Monthly Archives: November 2011

Pan-species listing milestones

Jonty Denton’s still not letting up, with 289 species added since mid-May taking his record-breaking list through 10,500 to stand at 10,535.

Dave Gibbs isn’t ready to submit an update yet but has added about 250 species during 2011 and reckons he’ll get to 10,000 by about the end of 2012.

Graeme Lyons and Martin Harvey have both broken 3,500 during the year. Graeme retains a slender lead.

Jon Newman, Steve Gale and Sarah Patton have all had very good years and all broken through 3,000 during the autumn.
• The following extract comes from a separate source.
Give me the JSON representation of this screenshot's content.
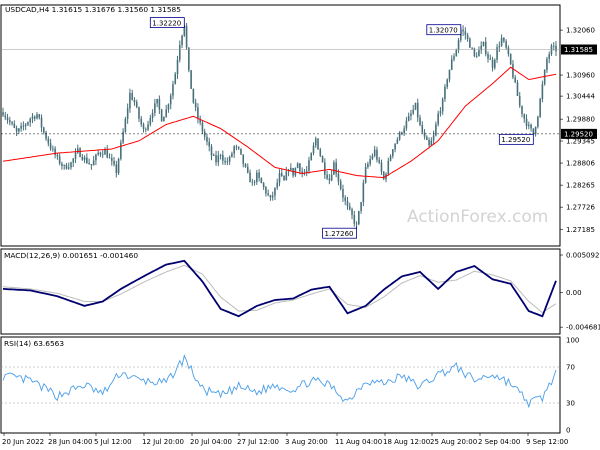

Sarah has pulled well clear though, by finishing the job of gleaning records from old notebooks to take her list to 3,327. Jon and Steve are neck-and-neck on 3,013 and 3,012 respectively!

Seth Gibson has just passed his target of 2,500 and has his sights set on 3,000.

Mark Skevington will be passing 2,000 before much longer.

Most of the pan-species listers have been spurred into tackling new groups, and fungi especially have been a rich source of new species, along with mosses, liverworts and beetles. Despite this fine example set by others, I seem to have spent most of the year concentrating more and more on beetles. Despite the fact that I’ve only seen a little over half the British and Irish beetle fauna and there’s still almost 2,000 species to go, it does seem to be getting harder and harder to find new ones – and more and more rewarding each time I do!

Pat-a-cake, pat-a-cake, beetling man …

This is Peter Hammond at Langley Park demonstrating his Pat-a-Cake method with fine sievings from red-rotten heartwood.

Here’s a technique for finding the sort of tiny beetles that are so small or well camouflaged that you can’t see them until they move. Try it next summer:

  1. Tip the sievings onto a sheet in full sun, preferably on a hot surface such as sun-baked tarmac.
  2. Pat the sievings down into a very thin layer.
  3. Lay aside your pipe.
  4. Take up your pooter.
  5. Get comfy.
  6. Wait for rare beetles to break cover as the heat starts to bother them.

We were looking for the tiny pselaphine Plectophloeus nitidus, which we didn’t find. But we did see the very distinctive larvae of Scraptia (Scraptiidae) with their bulbous tails that they autotomise (self-amputate) under duress.